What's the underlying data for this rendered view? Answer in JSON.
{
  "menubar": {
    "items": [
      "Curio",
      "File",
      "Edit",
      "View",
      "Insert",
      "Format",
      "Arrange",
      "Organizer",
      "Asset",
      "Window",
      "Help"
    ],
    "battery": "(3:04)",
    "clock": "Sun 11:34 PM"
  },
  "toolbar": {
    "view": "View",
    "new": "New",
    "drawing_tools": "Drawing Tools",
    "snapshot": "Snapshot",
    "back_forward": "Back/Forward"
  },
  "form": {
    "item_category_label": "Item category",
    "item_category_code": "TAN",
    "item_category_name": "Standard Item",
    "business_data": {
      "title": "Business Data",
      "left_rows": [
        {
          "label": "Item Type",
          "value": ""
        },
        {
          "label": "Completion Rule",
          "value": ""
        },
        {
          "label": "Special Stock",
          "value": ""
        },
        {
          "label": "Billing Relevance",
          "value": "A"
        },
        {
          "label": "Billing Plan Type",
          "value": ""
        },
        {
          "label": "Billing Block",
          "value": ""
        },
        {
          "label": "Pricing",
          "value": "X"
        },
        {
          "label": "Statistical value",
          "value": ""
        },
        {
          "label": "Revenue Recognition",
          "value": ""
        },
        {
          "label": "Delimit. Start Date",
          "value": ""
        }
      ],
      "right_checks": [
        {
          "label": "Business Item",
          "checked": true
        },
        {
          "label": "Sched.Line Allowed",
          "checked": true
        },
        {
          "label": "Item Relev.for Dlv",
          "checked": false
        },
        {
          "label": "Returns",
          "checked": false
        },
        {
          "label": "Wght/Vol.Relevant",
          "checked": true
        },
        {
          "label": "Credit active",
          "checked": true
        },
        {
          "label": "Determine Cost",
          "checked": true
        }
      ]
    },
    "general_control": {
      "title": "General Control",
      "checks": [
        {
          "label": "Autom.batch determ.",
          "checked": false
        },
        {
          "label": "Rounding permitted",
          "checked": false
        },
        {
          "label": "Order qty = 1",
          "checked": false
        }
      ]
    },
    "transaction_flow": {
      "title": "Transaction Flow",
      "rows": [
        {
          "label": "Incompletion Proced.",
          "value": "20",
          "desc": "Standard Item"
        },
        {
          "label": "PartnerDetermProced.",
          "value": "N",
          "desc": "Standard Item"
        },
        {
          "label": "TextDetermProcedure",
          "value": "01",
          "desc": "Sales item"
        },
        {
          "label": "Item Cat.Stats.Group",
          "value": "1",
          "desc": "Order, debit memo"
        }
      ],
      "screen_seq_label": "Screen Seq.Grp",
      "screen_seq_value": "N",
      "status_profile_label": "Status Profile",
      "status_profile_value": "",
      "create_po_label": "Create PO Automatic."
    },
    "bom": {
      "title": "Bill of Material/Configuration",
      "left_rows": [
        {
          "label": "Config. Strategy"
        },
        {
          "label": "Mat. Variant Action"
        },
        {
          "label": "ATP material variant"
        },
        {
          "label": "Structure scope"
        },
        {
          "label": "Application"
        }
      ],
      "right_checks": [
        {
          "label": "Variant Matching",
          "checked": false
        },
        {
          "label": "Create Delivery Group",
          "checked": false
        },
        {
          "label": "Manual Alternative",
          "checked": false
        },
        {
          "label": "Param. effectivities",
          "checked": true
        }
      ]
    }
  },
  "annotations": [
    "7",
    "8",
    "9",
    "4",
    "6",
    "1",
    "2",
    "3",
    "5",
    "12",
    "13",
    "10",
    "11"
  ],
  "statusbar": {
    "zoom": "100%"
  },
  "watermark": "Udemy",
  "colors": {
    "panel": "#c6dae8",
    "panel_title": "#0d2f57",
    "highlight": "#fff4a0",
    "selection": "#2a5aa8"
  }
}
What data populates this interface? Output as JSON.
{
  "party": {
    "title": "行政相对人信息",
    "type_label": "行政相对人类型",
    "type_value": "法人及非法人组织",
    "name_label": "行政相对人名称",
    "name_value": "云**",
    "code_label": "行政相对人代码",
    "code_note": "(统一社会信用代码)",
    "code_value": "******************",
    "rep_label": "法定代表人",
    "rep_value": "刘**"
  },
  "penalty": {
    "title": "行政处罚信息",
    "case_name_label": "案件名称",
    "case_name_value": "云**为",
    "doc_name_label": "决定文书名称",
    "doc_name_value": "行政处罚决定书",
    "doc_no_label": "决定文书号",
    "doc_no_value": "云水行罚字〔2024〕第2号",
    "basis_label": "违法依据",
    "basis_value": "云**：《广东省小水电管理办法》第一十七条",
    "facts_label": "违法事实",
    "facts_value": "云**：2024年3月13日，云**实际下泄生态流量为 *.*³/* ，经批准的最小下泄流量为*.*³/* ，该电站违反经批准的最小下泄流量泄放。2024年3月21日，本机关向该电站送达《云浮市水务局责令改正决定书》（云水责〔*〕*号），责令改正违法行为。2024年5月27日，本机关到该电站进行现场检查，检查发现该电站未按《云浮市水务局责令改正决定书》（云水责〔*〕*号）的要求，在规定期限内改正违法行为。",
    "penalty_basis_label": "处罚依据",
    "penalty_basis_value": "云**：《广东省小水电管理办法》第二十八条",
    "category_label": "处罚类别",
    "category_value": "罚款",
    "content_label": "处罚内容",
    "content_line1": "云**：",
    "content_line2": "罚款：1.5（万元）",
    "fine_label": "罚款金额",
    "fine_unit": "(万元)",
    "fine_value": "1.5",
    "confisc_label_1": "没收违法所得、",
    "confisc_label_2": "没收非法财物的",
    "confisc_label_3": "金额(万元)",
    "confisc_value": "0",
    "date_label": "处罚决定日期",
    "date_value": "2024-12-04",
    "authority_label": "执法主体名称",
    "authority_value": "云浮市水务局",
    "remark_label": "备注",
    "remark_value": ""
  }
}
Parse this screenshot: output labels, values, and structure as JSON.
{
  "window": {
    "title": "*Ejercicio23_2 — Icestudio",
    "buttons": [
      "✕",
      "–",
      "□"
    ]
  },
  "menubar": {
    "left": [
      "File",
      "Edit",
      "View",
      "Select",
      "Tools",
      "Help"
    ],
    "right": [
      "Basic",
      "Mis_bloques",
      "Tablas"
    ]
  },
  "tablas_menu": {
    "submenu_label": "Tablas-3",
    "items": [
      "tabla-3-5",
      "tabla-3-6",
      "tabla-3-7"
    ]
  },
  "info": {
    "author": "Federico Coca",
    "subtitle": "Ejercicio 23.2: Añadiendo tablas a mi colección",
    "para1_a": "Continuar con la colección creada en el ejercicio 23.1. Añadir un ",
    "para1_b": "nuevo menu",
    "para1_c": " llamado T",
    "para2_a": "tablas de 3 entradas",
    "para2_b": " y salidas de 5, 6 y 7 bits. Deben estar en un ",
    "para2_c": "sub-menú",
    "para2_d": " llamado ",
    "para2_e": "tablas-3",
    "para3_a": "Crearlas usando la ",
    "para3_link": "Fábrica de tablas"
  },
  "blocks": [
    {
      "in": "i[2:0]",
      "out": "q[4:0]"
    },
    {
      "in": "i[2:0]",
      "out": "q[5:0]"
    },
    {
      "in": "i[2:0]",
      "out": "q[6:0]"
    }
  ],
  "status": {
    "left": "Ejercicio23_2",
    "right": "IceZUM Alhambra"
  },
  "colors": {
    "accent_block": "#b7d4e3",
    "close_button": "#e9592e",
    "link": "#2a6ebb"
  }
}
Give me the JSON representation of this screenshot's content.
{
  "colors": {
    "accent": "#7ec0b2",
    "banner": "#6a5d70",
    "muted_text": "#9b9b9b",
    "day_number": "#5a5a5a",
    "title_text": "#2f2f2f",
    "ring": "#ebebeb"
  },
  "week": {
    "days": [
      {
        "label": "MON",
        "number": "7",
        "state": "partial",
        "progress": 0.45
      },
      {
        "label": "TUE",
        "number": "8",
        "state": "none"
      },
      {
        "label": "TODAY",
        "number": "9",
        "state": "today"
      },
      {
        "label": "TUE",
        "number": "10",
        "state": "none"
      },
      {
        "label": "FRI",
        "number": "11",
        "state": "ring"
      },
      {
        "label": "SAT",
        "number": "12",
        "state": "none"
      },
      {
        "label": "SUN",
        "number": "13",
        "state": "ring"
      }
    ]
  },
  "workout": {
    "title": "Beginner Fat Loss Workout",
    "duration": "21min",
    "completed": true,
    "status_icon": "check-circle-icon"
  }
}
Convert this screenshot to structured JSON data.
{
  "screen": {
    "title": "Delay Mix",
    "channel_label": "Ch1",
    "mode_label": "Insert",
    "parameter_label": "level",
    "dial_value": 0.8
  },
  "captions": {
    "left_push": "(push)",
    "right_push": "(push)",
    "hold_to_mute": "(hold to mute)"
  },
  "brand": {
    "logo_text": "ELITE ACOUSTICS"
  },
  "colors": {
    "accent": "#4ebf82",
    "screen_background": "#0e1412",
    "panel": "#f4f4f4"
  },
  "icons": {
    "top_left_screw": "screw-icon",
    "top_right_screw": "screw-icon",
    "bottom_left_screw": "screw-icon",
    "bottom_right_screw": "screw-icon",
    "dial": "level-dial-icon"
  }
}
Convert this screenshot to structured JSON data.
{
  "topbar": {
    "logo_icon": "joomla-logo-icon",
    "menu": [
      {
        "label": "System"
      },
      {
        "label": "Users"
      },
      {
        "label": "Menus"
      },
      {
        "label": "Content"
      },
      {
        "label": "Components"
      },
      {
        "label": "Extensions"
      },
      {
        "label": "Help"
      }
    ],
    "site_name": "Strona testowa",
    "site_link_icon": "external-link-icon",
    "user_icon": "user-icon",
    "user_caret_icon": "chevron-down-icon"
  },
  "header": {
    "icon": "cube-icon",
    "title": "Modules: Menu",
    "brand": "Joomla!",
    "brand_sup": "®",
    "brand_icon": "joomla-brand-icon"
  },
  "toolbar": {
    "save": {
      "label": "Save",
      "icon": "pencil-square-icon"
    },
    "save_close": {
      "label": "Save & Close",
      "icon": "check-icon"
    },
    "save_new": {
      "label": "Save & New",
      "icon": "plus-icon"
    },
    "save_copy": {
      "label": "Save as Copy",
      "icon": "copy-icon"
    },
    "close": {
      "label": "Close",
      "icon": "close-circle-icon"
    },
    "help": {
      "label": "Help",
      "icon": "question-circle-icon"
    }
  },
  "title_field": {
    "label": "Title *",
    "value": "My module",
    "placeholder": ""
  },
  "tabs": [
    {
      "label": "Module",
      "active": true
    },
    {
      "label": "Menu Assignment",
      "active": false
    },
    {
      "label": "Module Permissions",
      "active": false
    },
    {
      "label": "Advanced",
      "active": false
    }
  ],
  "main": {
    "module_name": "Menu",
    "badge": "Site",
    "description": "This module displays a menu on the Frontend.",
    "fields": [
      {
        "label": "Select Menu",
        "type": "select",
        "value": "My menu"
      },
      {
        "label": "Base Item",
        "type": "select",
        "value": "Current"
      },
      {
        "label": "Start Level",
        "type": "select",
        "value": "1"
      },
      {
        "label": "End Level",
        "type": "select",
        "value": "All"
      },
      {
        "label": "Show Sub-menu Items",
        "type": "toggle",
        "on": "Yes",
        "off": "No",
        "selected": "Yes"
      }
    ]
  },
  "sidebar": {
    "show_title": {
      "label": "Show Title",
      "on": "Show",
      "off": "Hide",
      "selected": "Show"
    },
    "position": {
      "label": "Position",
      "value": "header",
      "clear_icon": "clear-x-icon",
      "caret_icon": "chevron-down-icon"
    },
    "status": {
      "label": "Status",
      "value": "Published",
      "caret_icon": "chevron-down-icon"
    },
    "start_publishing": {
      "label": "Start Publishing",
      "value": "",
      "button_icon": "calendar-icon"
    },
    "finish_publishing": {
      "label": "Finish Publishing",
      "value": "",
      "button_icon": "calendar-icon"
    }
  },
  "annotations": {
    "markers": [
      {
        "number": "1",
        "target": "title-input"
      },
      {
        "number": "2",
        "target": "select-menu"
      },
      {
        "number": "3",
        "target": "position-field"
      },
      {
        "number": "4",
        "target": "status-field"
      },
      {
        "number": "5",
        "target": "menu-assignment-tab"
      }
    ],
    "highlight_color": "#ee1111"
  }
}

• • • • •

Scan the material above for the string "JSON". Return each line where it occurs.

What's the underlying data for this rendered view? Answer in JSON.
What data populates this interface? Output as JSON.
Parse this screenshot: output labels, values, and structure as JSON.
Give me the JSON representation of this screenshot's content.
Convert this screenshot to structured JSON data.
Convert this screenshot to structured JSON data.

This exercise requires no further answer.